Other simple changes like not buying sugary drinks or junk food, putting out fresh fruits and vegetables as snacks, broiling and steaming foods, instead of frying, can make a huge difference, Dell said.
The Michael & Susan Dell Foundation Focus on Education
Witt asked Michael Dell how the foundation chooses the programs it wants to work on in the education area.
“We worked with individual schools, districts and the state level,” Michael Dell said.
But in running the foundation, he found there was very little data available to assess the effectiveness of programs. And the data varied vastly from school to school so there was no way to compare the data. So the foundation created Ed-Fi Alliance in 2012, a nonprofit startup focused on data collection in schools. And now it’s in half of the nation’s school districts.
“The foundation had a baby and it’s called the Ed-Fi Alliance,” he said.
The goal was to give teachers more information and enable better outcomes for students.
Dell has also established the Dell Scholars program nationwide. It has helped 2,500 Dell Scholars from underprivileged backgrounds. They have an 85 percent college graduation rate, compared to a 20 percent average for kids in the same socio-economic circumstances, Susan Dell said.

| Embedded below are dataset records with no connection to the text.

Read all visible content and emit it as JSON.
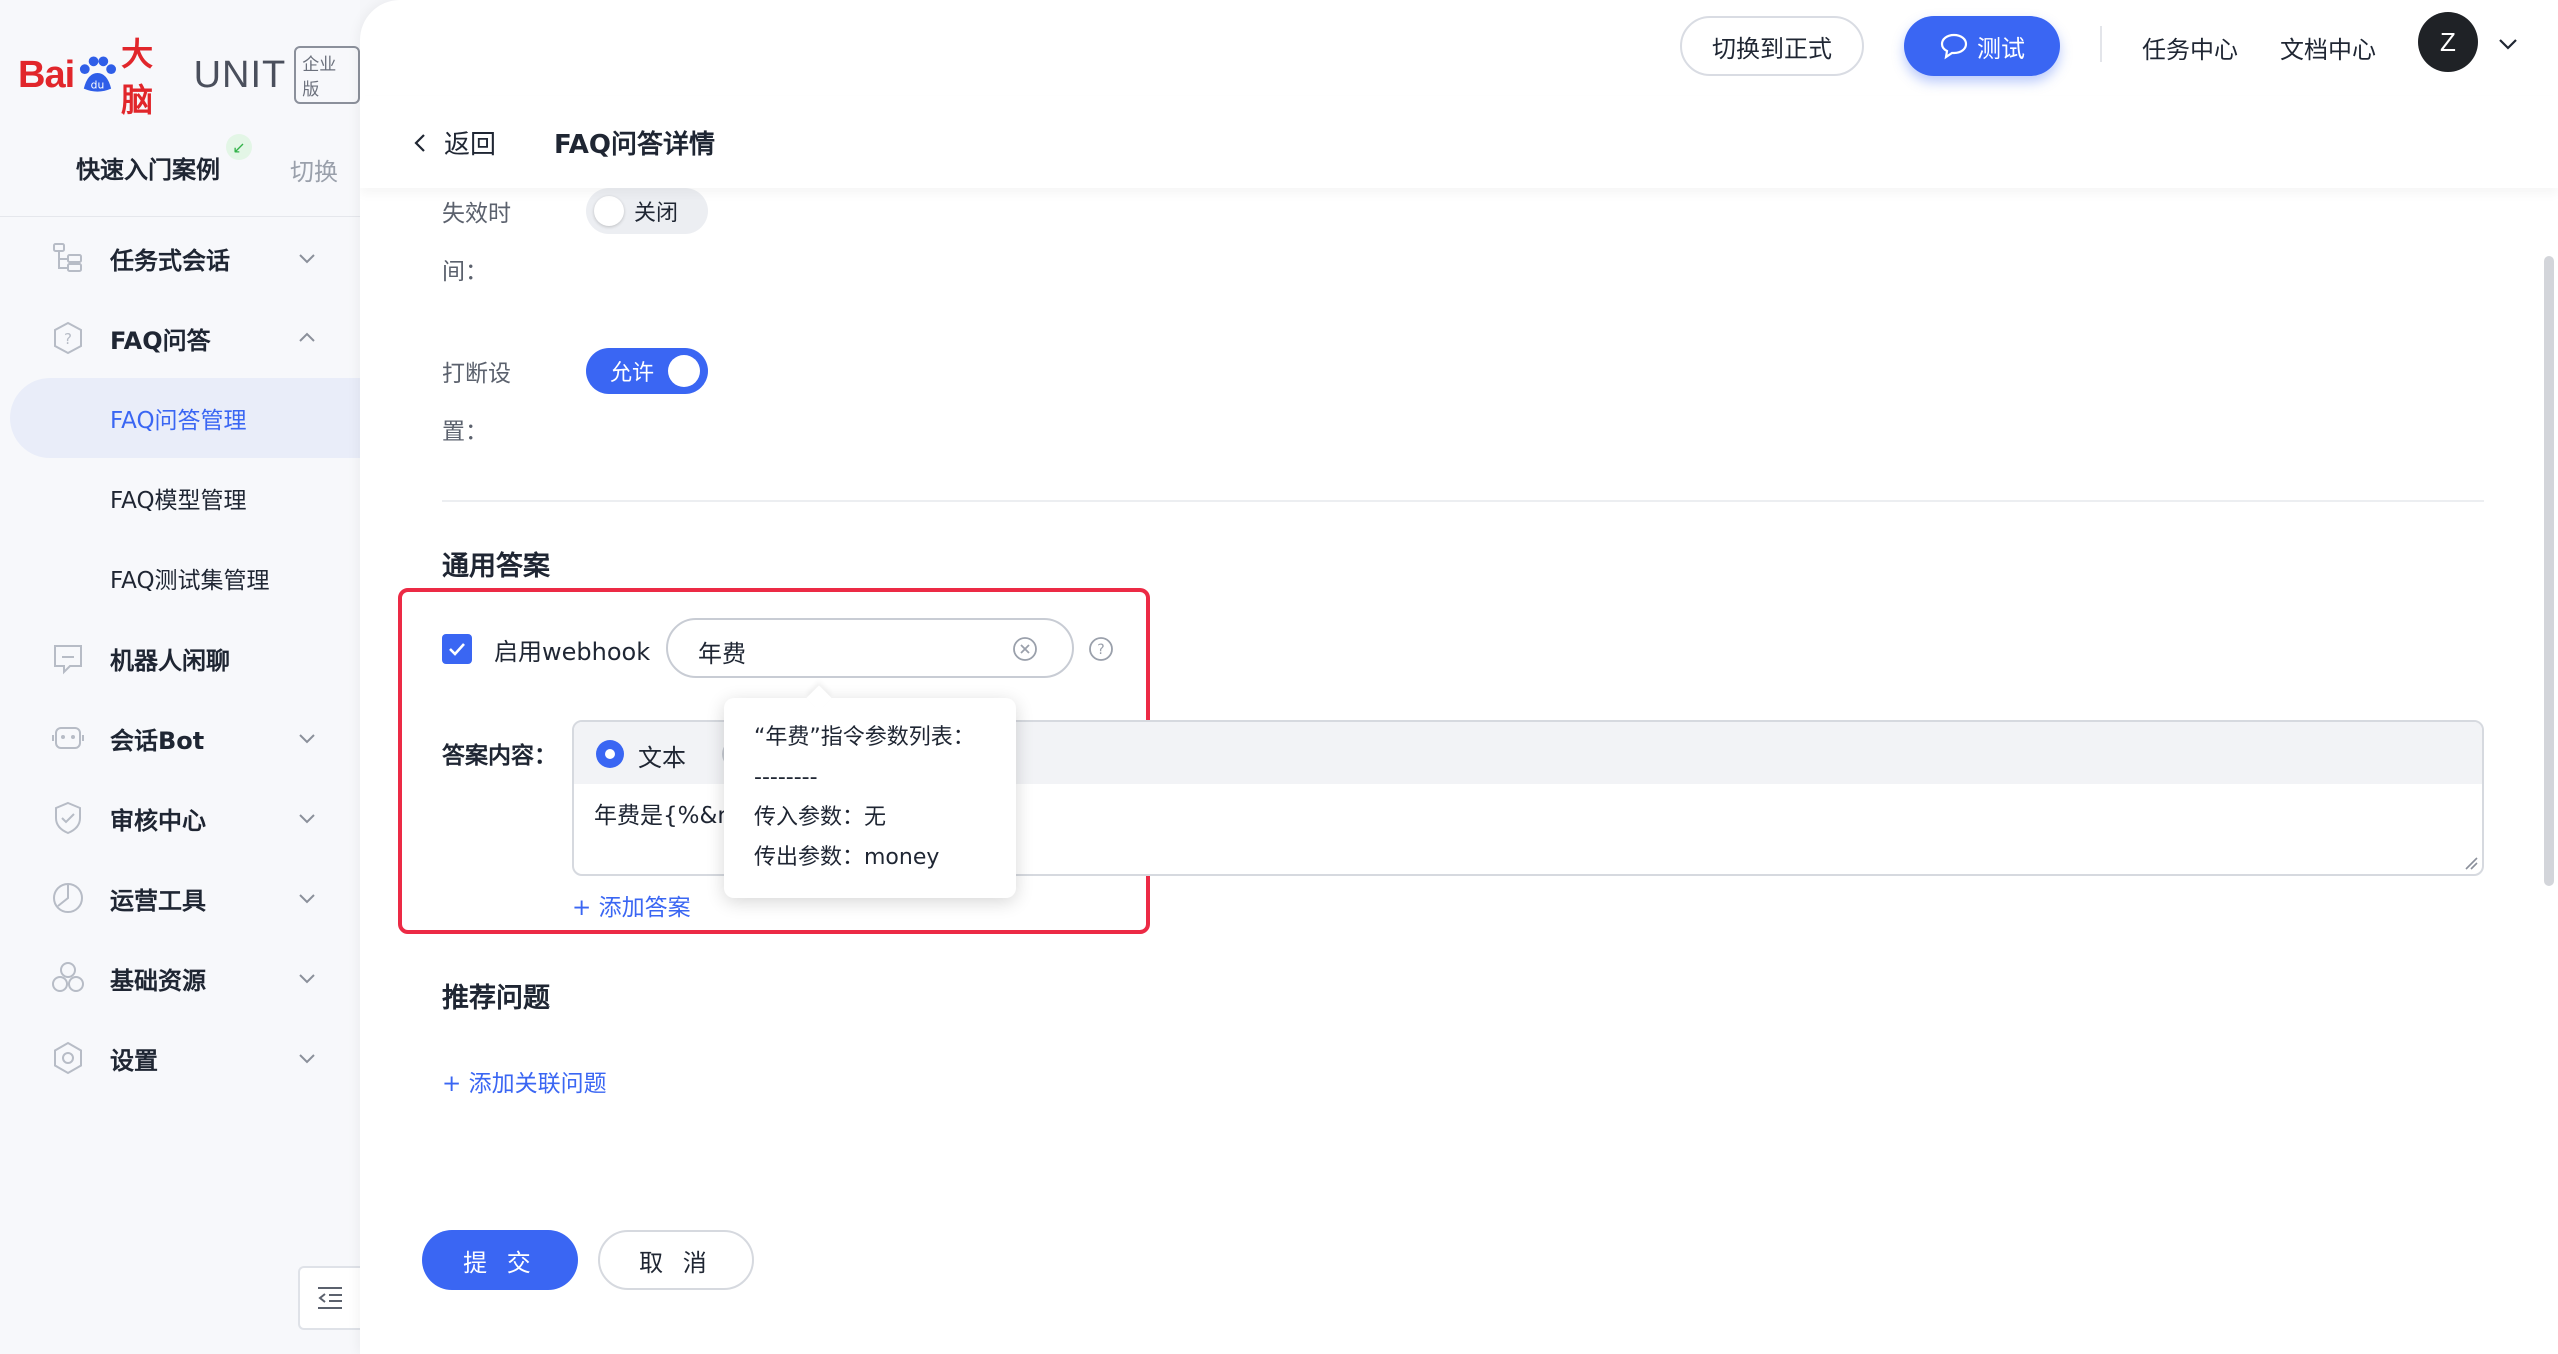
{
  "logo": {
    "bai": "Bai",
    "du": "du",
    "dn": "大脑",
    "unit": "UNIT",
    "edition": "企业版"
  },
  "sidebar": {
    "quick_start": "快速入门案例",
    "switch": "切换",
    "items": [
      {
        "label": "任务式会话",
        "icon": "tree-icon",
        "expanded": false
      },
      {
        "label": "FAQ问答",
        "icon": "question-shield-icon",
        "expanded": true,
        "children": [
          {
            "label": "FAQ问答管理",
            "active": true
          },
          {
            "label": "FAQ模型管理",
            "active": false
          },
          {
            "label": "FAQ测试集管理",
            "active": false
          }
        ]
      },
      {
        "label": "机器人闲聊",
        "icon": "chat-icon",
        "expanded": null
      },
      {
        "label": "会话Bot",
        "icon": "bot-icon",
        "expanded": false
      },
      {
        "label": "审核中心",
        "icon": "shield-check-icon",
        "expanded": false
      },
      {
        "label": "运营工具",
        "icon": "gauge-icon",
        "expanded": false
      },
      {
        "label": "基础资源",
        "icon": "hexagons-icon",
        "expanded": false
      },
      {
        "label": "设置",
        "icon": "hex-gear-icon",
        "expanded": false
      }
    ]
  },
  "topbar": {
    "switch_formal": "切换到正式",
    "test": "测试",
    "task_center": "任务中心",
    "doc_center": "文档中心",
    "avatar_letter": "Z"
  },
  "breadcrumb": {
    "back": "返回",
    "title": "FAQ问答详情"
  },
  "form": {
    "expire_label_1": "失效时",
    "expire_label_2": "间：",
    "expire_toggle": "关闭",
    "interrupt_label_1": "打断设",
    "interrupt_label_2": "置：",
    "interrupt_toggle": "允许"
  },
  "general_answer": {
    "title": "通用答案",
    "webhook_label": "启用webhook",
    "webhook_enabled": true,
    "webhook_value": "年费",
    "answer_label": "答案内容：",
    "radio_text": "文本",
    "answer_text": "年费是{%&m",
    "add_answer": "+ 添加答案"
  },
  "tooltip": {
    "title": "“年费”指令参数列表：",
    "divider": "--------",
    "input_params": "传入参数：无",
    "output_params": "传出参数：money"
  },
  "recommend": {
    "title": "推荐问题",
    "add_related": "+ 添加关联问题"
  },
  "footer": {
    "submit": "提 交",
    "cancel": "取 消"
  },
  "colors": {
    "primary": "#3a66f3",
    "highlight": "#ec2a45",
    "brand_red": "#e1262b"
  }
}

The key to the success is Dell also provides wraparound services to support the students, which includes everything from money for incidental expenses like clothes and laundry.
“These students are coming from very challenging backgrounds,” she said. “They have the ability to study hard and do well but they don’t have what it takes to get beyond these obstacles.”

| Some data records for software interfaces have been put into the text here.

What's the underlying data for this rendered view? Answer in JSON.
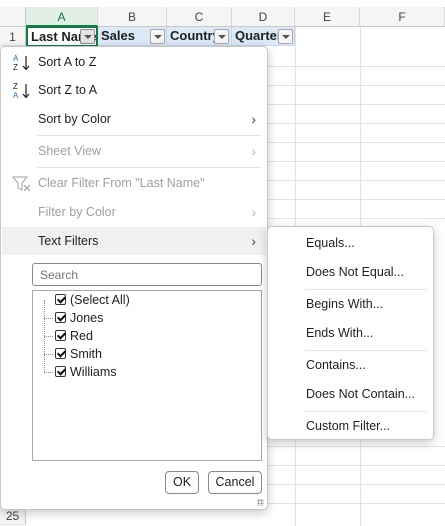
{
  "sheet": {
    "columns": [
      "A",
      "B",
      "C",
      "D",
      "E",
      "F"
    ],
    "rows": [
      "1",
      "25"
    ],
    "headers": [
      "Last Name",
      "Sales",
      "Country",
      "Quarter"
    ]
  },
  "menu": {
    "sort_asc": "Sort A to Z",
    "sort_asc_icon_top": "A",
    "sort_asc_icon_bottom": "Z",
    "sort_desc": "Sort Z to A",
    "sort_desc_icon_top": "Z",
    "sort_desc_icon_bottom": "A",
    "sort_by_color": "Sort by Color",
    "sheet_view": "Sheet View",
    "clear_filter": "Clear Filter From \"Last Name\"",
    "filter_by_color": "Filter by Color",
    "text_filters": "Text Filters",
    "search_placeholder": "Search",
    "values": [
      "(Select All)",
      "Jones",
      "Red",
      "Smith",
      "Williams"
    ],
    "ok": "OK",
    "cancel": "Cancel"
  },
  "text_filters_submenu": {
    "items": [
      "Equals...",
      "Does Not Equal...",
      "Begins With...",
      "Ends With...",
      "Contains...",
      "Does Not Contain...",
      "Custom Filter..."
    ]
  },
  "colors": {
    "accent": "#107c41",
    "header_fill": "#dce9f7",
    "sort_icon_blue": "#1f6fd1"
  }
}
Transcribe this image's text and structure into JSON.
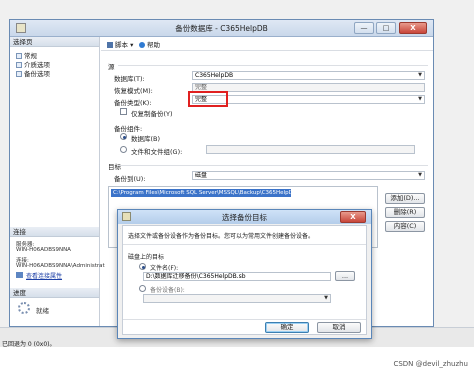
{
  "main_window": {
    "title": "备份数据库 - C365HelpDB",
    "buttons": {
      "min": "—",
      "max": "□",
      "close": "X"
    }
  },
  "left_pane": {
    "select_page_header": "选择页",
    "pages": [
      {
        "label": "常规",
        "icon": "page-icon"
      },
      {
        "label": "介质选项",
        "icon": "page-icon"
      },
      {
        "label": "备份选项",
        "icon": "page-icon"
      }
    ],
    "connection_header": "连接",
    "server_label": "服务器:",
    "server_value": "WIN-H06ADBS9NNA",
    "connection_label": "连接:",
    "connection_value": "WIN-H06ADBS9NNA\\Administrat",
    "view_connection_link": "查看连接属性",
    "progress_header": "进度",
    "progress_status": "就绪"
  },
  "toolbar": {
    "script_label": "脚本",
    "help_label": "帮助"
  },
  "source": {
    "section_label": "源",
    "database_label": "数据库(T):",
    "database_value": "C365HelpDB",
    "recovery_label": "恢复模式(M):",
    "recovery_value": "完整",
    "backup_type_label": "备份类型(K):",
    "backup_type_value": "完整",
    "copy_only_label": "仅复制备份(Y)",
    "component_label": "备份组件:",
    "database_radio_label": "数据库(B)",
    "files_radio_label": "文件和文件组(G):"
  },
  "destination": {
    "section_label": "目标",
    "backup_to_label": "备份到(U):",
    "backup_to_value": "磁盘",
    "path_value": "C:\\Program Files\\Microsoft SQL Server\\MSSQL\\Backup\\C365HelpDB.bak",
    "add_button": "添加(D)...",
    "remove_button": "删除(R)",
    "contents_button": "内容(C)"
  },
  "dialog": {
    "title": "选择备份目标",
    "description": "选择文件或备份设备作为备份目标。您可以为常用文件创建备份设备。",
    "disk_target_label": "磁盘上的目标",
    "filename_radio_label": "文件名(F):",
    "filename_value": "D:\\数据库迁移备份\\C365HelpDB.sb",
    "browse_button": "...",
    "device_radio_label": "备份设备(B):",
    "ok_button": "确定",
    "cancel_button": "取消",
    "close_button": "X"
  },
  "statusbar": {
    "text": "已回退为 0 (0x0)。"
  },
  "watermark": "CSDN @devil_zhuzhu",
  "colors": {
    "highlight_box": "#e02020",
    "selection": "#3b73c9",
    "link": "#1c3fa6"
  }
}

Susan Dell about the success of one young woman, a Dell Scholar, who came from a family of six with an annual income of $21,500. The woman graduated from UT, went to Teach for America and then got a job with Goldman Sachs.
She recently quit because she’s going to graduate school at Harvard.
“Every once in awhile we can put a face to what we’re doing,” Susan Dell said.
The key to funding successful programs is to ask a lot of questions and get to the root cause of the problem and to have an understanding about what the problem is, Susan Dell said.
And sometimes programs simply don’t work out. The Michael & Susan Dell Foundation recently published a website: LessonsEarned.org to share their successes and failures with others in hopes they can learn from them.
When Michael Dell invests in a country, he looks for an opportunity for progress and a stable and progressive government.
“If they don’t want to change, it’s pretty hard to convince them to change,” he said. “We also start with a baseline of data. What’s going on here and what’s the opportunity? What kind of progress can occur?”
The work requires patience and perseverance, Michael Dell said.
“You have to operate in a local context – understand the local rules, customs and the motivations of the individuals involved you are trying to impact in some way,” he said. “If we are not welcome there, we tend to go somewhere else.”
Government involvement is key to a program working in any country, he said.
“It’s important to recognize that governments have fairly enormous resources – far more than private foundations,” Michael Dell said. “And so one of the things private foundations can do is catalyze the spending or the activity of the government in a constructive way.”
The key to the success of the Michael & Susan Dell Foundation is its focus on children, Susan Dell said.
“You cannot do everything, but if you focus then you can make an impact with your work,” she said. “If you want to think about how you can change the world for the better, for us, we think that starting with the world’s children is a good place.”